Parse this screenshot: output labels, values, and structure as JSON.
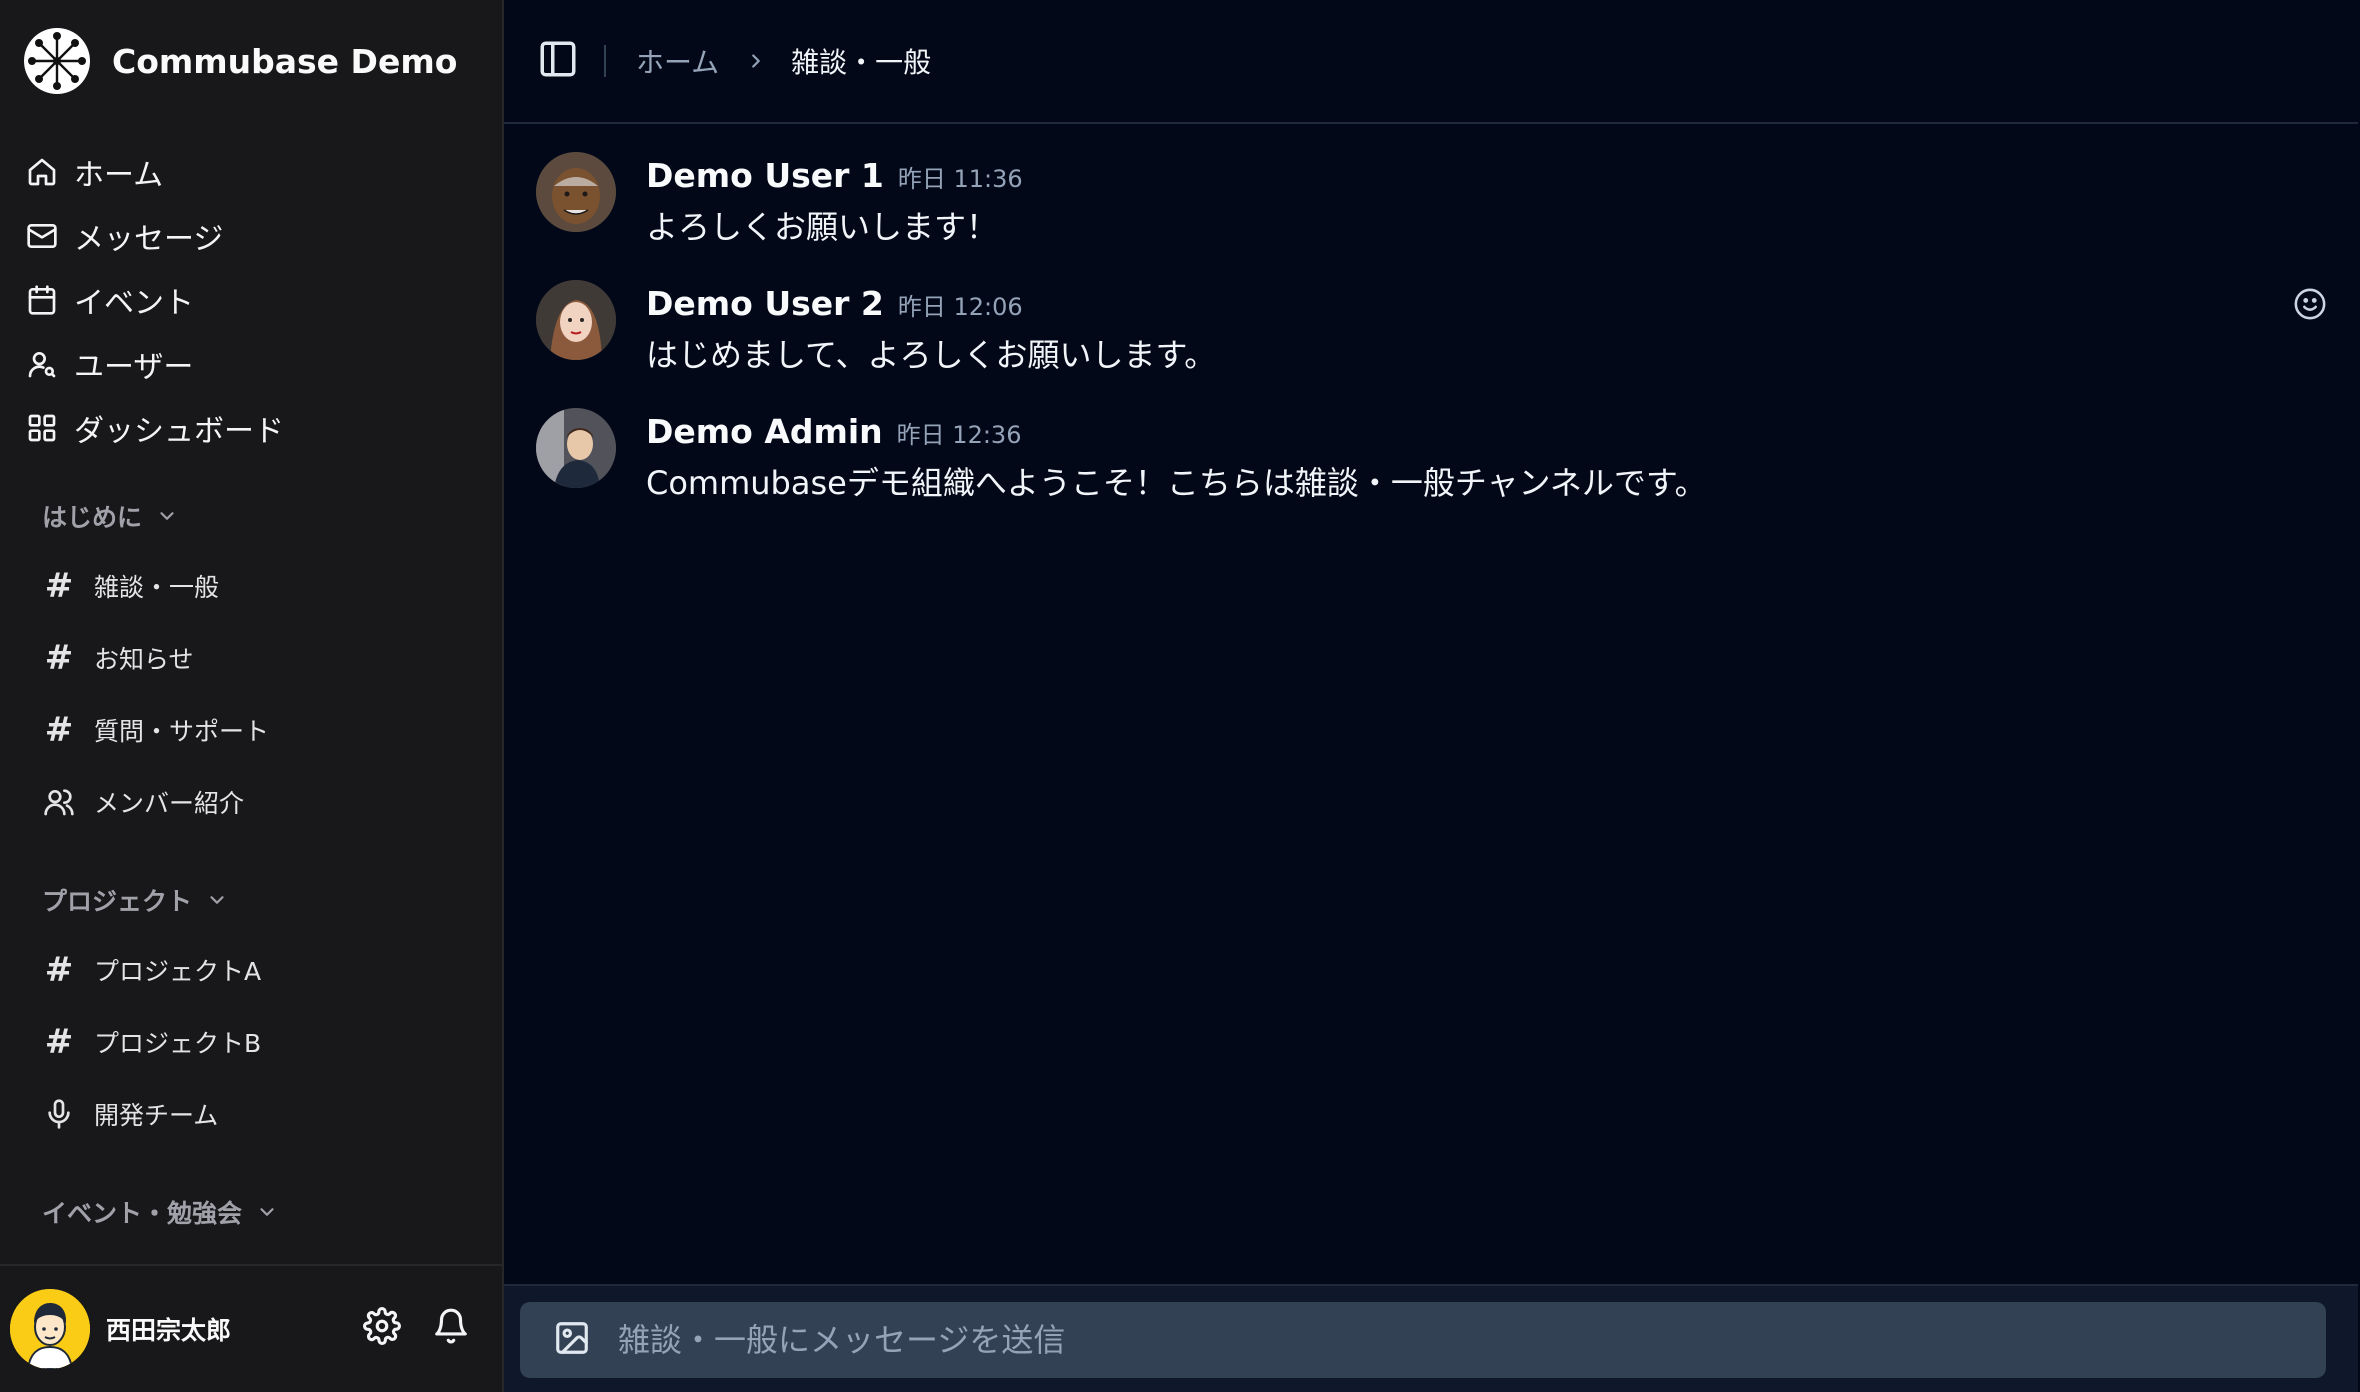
{
  "brand": {
    "name": "Commubase Demo"
  },
  "main_nav": [
    {
      "label": "ホーム",
      "icon": "home-icon"
    },
    {
      "label": "メッセージ",
      "icon": "mail-icon"
    },
    {
      "label": "イベント",
      "icon": "calendar-icon"
    },
    {
      "label": "ユーザー",
      "icon": "user-search-icon"
    },
    {
      "label": "ダッシュボード",
      "icon": "dashboard-grid-icon"
    }
  ],
  "sections": [
    {
      "title": "はじめに",
      "channels": [
        {
          "label": "雑談・一般",
          "icon": "hash-icon"
        },
        {
          "label": "お知らせ",
          "icon": "hash-icon"
        },
        {
          "label": "質問・サポート",
          "icon": "hash-icon"
        },
        {
          "label": "メンバー紹介",
          "icon": "users-icon"
        }
      ]
    },
    {
      "title": "プロジェクト",
      "channels": [
        {
          "label": "プロジェクトA",
          "icon": "hash-icon"
        },
        {
          "label": "プロジェクトB",
          "icon": "hash-icon"
        },
        {
          "label": "開発チーム",
          "icon": "microphone-icon"
        }
      ]
    },
    {
      "title": "イベント・勉強会",
      "channels": []
    }
  ],
  "current_user": {
    "name": "西田宗太郎"
  },
  "breadcrumb": {
    "home": "ホーム",
    "current": "雑談・一般"
  },
  "messages": [
    {
      "author": "Demo User 1",
      "time": "昨日 11:36",
      "text": "よろしくお願いします！"
    },
    {
      "author": "Demo User 2",
      "time": "昨日 12:06",
      "text": "はじめまして、よろしくお願いします。"
    },
    {
      "author": "Demo Admin",
      "time": "昨日 12:36",
      "text": "Commubaseデモ組織へようこそ！こちらは雑談・一般チャンネルです。"
    }
  ],
  "composer": {
    "placeholder": "雑談・一般にメッセージを送信",
    "value": ""
  },
  "colors": {
    "sidebar_bg": "#18181b",
    "main_bg": "#020817",
    "composer_bg": "#334155",
    "avatar_yellow": "#facc15"
  }
}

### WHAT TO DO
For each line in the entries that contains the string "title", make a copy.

### FINAL ANSWER
      "title": "はじめに",
      "title": "プロジェクト",
      "title": "イベント・勉強会",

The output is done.